29 *07/16/96Inca TunicInca TunicLike the Aztecs, the Incas were a small militaristic group that established one of the most extraordinary empires in the world. Gradually, Inca culture spread throughout Peru; roads built by the Incas linked most of the Andean region. Weavers in this region produced beautiful textiles from cotton and from the wool of llamas and alpacas. The Inca inherited this rich craft tradition and produced some of the world's most remarkable textiles. The quality and design of each garment indicated the weaver's rank and power in this society. This tunic was an outer garment for a powerful male. (From The Textile Art of Peru. Collection created and directed by Jose Antonio de Lavalle and Jose Alejandro Gonzalez Garcia (L.L. Editores, 1989))*

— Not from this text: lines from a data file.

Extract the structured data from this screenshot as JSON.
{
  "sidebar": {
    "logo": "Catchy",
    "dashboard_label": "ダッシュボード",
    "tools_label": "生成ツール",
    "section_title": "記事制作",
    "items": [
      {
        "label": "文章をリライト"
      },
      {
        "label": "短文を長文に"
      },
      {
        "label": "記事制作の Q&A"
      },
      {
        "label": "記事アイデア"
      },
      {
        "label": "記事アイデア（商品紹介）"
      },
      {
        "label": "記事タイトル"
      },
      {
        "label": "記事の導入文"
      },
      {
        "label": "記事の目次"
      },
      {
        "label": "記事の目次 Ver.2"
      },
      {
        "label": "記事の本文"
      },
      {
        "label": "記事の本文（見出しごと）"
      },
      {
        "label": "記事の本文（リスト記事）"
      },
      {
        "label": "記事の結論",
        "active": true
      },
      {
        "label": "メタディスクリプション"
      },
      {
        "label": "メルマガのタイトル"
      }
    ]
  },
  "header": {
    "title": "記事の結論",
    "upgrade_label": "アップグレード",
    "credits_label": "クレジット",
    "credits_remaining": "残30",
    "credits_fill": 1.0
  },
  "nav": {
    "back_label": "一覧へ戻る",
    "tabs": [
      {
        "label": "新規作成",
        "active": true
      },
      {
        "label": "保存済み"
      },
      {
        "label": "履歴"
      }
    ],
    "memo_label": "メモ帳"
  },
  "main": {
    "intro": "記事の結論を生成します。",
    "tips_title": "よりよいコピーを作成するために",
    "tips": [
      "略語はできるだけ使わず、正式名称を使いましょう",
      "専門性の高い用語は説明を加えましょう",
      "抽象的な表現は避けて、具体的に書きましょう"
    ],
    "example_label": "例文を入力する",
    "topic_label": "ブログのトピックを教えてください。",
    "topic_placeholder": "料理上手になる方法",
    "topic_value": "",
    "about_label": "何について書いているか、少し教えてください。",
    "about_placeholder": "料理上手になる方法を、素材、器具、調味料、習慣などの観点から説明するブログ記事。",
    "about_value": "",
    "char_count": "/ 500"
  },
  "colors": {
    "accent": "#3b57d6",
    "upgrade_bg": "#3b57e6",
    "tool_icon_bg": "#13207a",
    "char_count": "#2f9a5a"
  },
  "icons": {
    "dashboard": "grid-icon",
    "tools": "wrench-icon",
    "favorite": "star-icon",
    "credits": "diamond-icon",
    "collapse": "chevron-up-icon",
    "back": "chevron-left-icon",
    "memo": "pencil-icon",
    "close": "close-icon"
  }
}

30 Question The Inca civilization was originally based on control of religious institutions.military dominance.reciprocal gift giving and the redistribution of textiles.the control of jade, like the Olmec civilization.
31 Answer The Inca civilization was originally based on control of religious institutions.military dominance.reciprocal gift giving and the redistribution of textiles. (correct)the control of jade, like the Olmec civilization.Hint: See page 360.
32 Question Mesoamerica was never united politically. economically. religiously.culturally.
33 Answer Mesoamerica was never united politically. (correct) economically.religiously.culturally.Hint: See page 340.
34 QuestionThe Maya cosmos was divided into three layersthat connected along a vertical axis that traced the course of the moon.that connected along a horizontal axis that traced the course of life and death.that connected along a horizontal axis that traced the course of the sun.that connected along a vertical axis that traced the course of the sun.
35 Question The Mesoamerican ball game was played only by women. exemplified the frivolous lifestyle of elites.had deep religious meaning.was meant to entertain, not enlighten.
36 Answer The Mesoamerican ball game was played only by women. exemplified the frivolous lifestyle of elites.had deep religious meaning. (correct)was meant to entertain, not enlighten.Hint: See page 346.
37 Timing? (It’s confusing, huh?) Early, early (BCE) = Olmecs, Chavins100 CE = Teotihuacan temple complex built250 CE = Maya early classic period begins~750 CE= Teotihuacan destroyedCE = Maya centers abandoned, end of classic periodStart of post classic period968 CE = Toltec capital of Tula founded1175 Tula destroyed1325 Aztec capital of Tenochtitlan (“teno-cheat-lan”) founded1430s Inca expansion begins1500 decline of “northern peoples” society: “Anasazi”Inca conquer EcuadorEuropeans arrive